▸ **DIRECTIONS**: Lines with the word "query" are the answer; copy each of them from the data below.
Top of LISTED ENTRIES
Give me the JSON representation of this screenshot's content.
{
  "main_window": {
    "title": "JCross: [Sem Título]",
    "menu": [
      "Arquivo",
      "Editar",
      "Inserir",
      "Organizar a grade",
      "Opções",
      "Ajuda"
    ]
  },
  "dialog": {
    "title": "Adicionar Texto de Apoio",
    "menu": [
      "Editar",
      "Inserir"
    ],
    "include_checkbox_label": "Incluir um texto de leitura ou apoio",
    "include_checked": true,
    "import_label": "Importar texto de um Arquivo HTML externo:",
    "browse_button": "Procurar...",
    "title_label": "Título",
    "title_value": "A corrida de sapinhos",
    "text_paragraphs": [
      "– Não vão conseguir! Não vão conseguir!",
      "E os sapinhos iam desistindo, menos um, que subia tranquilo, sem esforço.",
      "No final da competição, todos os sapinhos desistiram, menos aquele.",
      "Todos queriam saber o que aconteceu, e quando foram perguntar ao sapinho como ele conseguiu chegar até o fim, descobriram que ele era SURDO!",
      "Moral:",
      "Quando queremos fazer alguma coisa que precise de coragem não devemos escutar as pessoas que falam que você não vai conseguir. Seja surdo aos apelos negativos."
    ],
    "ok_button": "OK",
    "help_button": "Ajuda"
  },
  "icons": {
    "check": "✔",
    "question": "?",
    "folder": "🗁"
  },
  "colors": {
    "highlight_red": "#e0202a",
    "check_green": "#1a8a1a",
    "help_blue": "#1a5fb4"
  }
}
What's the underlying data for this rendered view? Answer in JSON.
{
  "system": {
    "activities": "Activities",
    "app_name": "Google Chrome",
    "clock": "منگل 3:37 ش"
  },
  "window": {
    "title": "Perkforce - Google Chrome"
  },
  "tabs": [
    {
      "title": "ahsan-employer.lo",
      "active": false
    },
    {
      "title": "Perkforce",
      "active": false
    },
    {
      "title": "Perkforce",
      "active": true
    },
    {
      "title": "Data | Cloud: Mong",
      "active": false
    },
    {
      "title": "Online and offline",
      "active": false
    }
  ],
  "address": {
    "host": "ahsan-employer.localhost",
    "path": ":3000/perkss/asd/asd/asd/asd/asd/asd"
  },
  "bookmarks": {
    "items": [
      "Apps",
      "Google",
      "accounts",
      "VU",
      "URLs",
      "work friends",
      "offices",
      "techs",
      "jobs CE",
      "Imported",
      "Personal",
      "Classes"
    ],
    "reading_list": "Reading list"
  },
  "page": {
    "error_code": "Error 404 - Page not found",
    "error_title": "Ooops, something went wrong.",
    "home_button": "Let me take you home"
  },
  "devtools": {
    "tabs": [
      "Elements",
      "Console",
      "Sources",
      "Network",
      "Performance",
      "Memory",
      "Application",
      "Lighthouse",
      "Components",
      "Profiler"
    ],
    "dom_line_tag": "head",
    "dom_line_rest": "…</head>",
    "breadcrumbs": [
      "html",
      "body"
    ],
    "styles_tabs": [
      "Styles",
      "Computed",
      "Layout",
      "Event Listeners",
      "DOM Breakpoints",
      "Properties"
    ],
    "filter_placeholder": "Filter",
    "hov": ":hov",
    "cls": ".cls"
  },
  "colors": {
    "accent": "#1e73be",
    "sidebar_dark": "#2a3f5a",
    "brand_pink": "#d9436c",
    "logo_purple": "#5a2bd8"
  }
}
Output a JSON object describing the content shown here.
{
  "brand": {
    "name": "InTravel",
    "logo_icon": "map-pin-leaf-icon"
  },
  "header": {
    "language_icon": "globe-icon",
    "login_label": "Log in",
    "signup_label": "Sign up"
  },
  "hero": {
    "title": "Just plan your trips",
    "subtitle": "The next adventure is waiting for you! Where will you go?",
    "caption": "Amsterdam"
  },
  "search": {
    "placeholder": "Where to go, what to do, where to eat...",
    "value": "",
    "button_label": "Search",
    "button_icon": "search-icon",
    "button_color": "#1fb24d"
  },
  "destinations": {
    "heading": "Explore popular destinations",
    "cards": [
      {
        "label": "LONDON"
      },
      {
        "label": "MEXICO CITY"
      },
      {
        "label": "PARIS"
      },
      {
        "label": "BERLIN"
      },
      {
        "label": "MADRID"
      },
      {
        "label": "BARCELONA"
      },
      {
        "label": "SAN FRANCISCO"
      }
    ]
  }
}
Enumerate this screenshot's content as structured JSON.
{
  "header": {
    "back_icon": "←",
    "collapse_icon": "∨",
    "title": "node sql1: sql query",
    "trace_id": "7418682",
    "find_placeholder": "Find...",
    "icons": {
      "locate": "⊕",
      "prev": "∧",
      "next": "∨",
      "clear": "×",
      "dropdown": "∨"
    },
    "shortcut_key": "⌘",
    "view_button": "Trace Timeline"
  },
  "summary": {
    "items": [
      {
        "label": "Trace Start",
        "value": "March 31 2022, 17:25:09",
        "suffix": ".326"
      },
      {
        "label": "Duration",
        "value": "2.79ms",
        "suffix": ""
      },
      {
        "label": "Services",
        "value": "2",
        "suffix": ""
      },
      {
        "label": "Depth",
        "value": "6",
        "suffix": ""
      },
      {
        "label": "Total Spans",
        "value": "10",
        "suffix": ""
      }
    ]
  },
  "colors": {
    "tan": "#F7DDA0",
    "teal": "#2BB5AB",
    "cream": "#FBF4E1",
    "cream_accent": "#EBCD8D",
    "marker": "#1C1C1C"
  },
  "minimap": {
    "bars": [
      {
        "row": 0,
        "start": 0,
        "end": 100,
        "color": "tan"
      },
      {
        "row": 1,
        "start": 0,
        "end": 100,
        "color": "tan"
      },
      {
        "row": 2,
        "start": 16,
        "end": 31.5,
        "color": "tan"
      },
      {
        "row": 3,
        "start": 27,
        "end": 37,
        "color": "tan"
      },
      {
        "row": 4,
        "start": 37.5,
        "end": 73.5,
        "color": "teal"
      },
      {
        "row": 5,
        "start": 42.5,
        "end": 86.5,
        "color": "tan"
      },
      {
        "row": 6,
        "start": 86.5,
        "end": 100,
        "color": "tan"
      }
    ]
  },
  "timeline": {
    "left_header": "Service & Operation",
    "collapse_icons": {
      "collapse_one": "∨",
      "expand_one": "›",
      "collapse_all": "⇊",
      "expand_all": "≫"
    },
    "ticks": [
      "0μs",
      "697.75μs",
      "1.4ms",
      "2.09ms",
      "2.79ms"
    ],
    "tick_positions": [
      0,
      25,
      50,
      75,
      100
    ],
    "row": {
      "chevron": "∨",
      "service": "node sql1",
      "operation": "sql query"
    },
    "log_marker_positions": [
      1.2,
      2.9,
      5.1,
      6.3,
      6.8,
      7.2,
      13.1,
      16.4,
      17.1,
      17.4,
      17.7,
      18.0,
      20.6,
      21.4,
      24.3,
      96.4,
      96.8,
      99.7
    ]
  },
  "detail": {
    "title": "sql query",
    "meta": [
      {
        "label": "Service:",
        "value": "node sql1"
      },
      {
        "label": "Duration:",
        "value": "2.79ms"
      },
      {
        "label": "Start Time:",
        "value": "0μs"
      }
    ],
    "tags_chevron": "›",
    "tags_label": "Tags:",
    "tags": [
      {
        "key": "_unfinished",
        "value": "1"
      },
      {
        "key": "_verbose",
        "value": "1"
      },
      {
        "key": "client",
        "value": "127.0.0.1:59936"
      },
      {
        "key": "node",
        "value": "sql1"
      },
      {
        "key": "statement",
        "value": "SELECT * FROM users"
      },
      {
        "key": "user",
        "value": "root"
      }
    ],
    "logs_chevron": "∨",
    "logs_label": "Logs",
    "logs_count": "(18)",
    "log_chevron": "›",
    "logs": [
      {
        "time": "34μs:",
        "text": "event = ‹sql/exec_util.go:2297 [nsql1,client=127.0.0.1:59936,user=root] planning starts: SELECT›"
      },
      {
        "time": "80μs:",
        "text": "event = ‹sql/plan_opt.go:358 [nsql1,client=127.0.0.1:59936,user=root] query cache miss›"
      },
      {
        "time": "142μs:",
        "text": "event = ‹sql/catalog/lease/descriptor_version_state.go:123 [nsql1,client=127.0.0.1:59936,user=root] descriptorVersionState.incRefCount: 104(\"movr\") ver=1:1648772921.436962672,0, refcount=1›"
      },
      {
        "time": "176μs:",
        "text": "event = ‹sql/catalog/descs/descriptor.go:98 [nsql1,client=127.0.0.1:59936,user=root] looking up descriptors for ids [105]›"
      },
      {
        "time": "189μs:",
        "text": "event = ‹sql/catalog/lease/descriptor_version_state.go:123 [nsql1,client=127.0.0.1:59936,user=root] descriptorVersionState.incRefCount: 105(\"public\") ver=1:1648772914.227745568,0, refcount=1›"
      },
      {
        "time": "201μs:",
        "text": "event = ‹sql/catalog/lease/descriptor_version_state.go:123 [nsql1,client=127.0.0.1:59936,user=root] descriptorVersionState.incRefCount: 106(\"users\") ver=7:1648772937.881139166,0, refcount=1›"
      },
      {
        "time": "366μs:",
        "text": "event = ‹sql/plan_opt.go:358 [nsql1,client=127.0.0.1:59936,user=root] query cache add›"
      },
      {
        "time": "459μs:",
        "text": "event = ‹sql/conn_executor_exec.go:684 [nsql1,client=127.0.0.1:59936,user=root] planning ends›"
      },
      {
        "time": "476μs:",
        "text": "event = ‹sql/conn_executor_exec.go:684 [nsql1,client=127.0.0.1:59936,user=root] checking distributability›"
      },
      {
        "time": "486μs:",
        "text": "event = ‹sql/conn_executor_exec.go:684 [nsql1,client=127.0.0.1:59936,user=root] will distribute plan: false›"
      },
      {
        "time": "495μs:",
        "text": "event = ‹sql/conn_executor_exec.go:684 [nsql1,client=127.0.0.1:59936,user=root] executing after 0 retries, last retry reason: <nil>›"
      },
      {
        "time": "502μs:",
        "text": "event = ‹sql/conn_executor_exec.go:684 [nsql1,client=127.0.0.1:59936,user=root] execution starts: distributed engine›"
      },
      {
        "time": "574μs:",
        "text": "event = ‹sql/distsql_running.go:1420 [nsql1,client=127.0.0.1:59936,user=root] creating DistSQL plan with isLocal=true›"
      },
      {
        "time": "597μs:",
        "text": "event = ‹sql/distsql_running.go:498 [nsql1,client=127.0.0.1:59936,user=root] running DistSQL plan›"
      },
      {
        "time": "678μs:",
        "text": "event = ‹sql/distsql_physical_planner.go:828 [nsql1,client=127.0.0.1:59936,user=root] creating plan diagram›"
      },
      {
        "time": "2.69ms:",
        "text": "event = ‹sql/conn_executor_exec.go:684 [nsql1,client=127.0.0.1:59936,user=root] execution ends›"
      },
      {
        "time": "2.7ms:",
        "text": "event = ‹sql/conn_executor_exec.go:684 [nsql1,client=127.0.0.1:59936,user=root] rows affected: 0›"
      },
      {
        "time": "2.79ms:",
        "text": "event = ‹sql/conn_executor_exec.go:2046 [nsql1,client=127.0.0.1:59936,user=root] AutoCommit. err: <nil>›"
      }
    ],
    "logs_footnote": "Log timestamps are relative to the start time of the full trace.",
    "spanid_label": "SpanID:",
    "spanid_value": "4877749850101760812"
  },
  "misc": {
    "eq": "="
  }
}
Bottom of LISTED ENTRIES
▸ **SOLUTION FOR THIS EXERCISE**:
    "title": "node sql1: sql query",
      "operation": "sql query"
    "title": "sql query",
        "text": "event = ‹sql/plan_opt.go:358 [nsql1,client=127.0.0.1:59936,user=root] query cache miss›"
        "text": "event = ‹sql/plan_opt.go:358 [nsql1,client=127.0.0.1:59936,user=root] query cache add›"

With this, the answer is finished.